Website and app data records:
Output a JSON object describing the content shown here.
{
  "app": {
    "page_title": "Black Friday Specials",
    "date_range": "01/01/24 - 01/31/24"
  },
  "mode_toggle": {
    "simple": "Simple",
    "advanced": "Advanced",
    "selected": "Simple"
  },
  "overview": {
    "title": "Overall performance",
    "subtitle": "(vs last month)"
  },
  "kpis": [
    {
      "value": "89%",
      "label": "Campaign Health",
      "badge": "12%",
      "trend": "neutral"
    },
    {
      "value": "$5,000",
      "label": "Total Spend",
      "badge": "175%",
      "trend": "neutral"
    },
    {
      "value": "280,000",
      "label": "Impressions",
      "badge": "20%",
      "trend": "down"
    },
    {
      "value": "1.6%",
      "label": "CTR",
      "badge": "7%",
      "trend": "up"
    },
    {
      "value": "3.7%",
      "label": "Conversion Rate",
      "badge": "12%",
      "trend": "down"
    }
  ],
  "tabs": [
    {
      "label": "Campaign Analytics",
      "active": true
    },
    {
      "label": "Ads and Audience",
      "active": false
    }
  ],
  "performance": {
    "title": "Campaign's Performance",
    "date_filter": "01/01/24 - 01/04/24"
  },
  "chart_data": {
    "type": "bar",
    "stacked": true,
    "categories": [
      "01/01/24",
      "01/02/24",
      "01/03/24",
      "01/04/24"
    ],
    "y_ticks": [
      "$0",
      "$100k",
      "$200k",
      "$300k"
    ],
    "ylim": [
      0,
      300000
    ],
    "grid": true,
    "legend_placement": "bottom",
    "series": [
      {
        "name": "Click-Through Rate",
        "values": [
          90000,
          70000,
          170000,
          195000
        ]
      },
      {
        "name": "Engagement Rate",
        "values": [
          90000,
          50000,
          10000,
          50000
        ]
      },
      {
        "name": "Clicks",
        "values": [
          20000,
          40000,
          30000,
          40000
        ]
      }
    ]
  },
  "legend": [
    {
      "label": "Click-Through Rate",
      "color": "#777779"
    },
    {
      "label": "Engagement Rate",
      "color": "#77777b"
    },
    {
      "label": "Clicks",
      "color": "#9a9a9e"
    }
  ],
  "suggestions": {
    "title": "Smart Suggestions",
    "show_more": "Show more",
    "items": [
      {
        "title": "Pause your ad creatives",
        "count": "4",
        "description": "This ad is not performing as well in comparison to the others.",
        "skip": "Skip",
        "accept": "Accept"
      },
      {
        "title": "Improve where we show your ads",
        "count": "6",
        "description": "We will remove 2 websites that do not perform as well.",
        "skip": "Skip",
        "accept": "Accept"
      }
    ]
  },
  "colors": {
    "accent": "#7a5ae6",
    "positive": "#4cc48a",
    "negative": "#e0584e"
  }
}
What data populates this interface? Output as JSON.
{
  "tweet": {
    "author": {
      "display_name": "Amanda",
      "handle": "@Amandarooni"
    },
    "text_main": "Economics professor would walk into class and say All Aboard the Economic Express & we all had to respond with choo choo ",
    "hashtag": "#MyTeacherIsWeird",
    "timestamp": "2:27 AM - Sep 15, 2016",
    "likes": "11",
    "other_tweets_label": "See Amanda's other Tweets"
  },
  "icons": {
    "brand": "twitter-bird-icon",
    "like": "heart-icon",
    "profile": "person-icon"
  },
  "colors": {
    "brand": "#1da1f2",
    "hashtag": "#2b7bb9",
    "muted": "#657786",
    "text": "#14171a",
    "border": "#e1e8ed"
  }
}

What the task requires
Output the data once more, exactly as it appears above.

Finished exercise
Output a JSON object describing the content shown here.
{
  "app": {
    "page_title": "Black Friday Specials",
    "date_range": "01/01/24 - 01/31/24"
  },
  "mode_toggle": {
    "simple": "Simple",
    "advanced": "Advanced",
    "selected": "Simple"
  },
  "overview": {
    "title": "Overall performance",
    "subtitle": "(vs last month)"
  },
  "kpis": [
    {
      "value": "89%",
      "label": "Campaign Health",
      "badge": "12%",
      "trend": "neutral"
    },
    {
      "value": "$5,000",
      "label": "Total Spend",
      "badge": "175%",
      "trend": "neutral"
    },
    {
      "value": "280,000",
      "label": "Impressions",
      "badge": "20%",
      "trend": "down"
    },
    {
      "value": "1.6%",
      "label": "CTR",
      "badge": "7%",
      "trend": "up"
    },
    {
      "value": "3.7%",
      "label": "Conversion Rate",
      "badge": "12%",
      "trend": "down"
    }
  ],
  "tabs": [
    {
      "label": "Campaign Analytics",
      "active": true
    },
    {
      "label": "Ads and Audience",
      "active": false
    }
  ],
  "performance": {
    "title": "Campaign's Performance",
    "date_filter": "01/01/24 - 01/04/24"
  },
  "chart_data": {
    "type": "bar",
    "stacked": true,
    "categories": [
      "01/01/24",
      "01/02/24",
      "01/03/24",
      "01/04/24"
    ],
    "y_ticks": [
      "$0",
      "$100k",
      "$200k",
      "$300k"
    ],
    "ylim": [
      0,
      300000
    ],
    "grid": true,
    "legend_placement": "bottom",
    "series": [
      {
        "name": "Click-Through Rate",
        "values": [
          90000,
          70000,
          170000,
          195000
        ]
      },
      {
        "name": "Engagement Rate",
        "values": [
          90000,
          50000,
          10000,
          50000
        ]
      },
      {
        "name": "Clicks",
        "values": [
          20000,
          40000,
          30000,
          40000
        ]
      }
    ]
  },
  "legend": [
    {
      "label": "Click-Through Rate",
      "color": "#777779"
    },
    {
      "label": "Engagement Rate",
      "color": "#77777b"
    },
    {
      "label": "Clicks",
      "color": "#9a9a9e"
    }
  ],
  "suggestions": {
    "title": "Smart Suggestions",
    "show_more": "Show more",
    "items": [
      {
        "title": "Pause your ad creatives",
        "count": "4",
        "description": "This ad is not performing as well in comparison to the others.",
        "skip": "Skip",
        "accept": "Accept"
      },
      {
        "title": "Improve where we show your ads",
        "count": "6",
        "description": "We will remove 2 websites that do not perform as well.",
        "skip": "Skip",
        "accept": "Accept"
      }
    ]
  },
  "colors": {
    "accent": "#7a5ae6",
    "positive": "#4cc48a",
    "negative": "#e0584e"
  }
}
What data populates this interface? Output as JSON.
{
  "tweet": {
    "author": {
      "display_name": "Amanda",
      "handle": "@Amandarooni"
    },
    "text_main": "Economics professor would walk into class and say All Aboard the Economic Express & we all had to respond with choo choo ",
    "hashtag": "#MyTeacherIsWeird",
    "timestamp": "2:27 AM - Sep 15, 2016",
    "likes": "11",
    "other_tweets_label": "See Amanda's other Tweets"
  },
  "icons": {
    "brand": "twitter-bird-icon",
    "like": "heart-icon",
    "profile": "person-icon"
  },
  "colors": {
    "brand": "#1da1f2",
    "hashtag": "#2b7bb9",
    "muted": "#657786",
    "text": "#14171a",
    "border": "#e1e8ed"
  }
}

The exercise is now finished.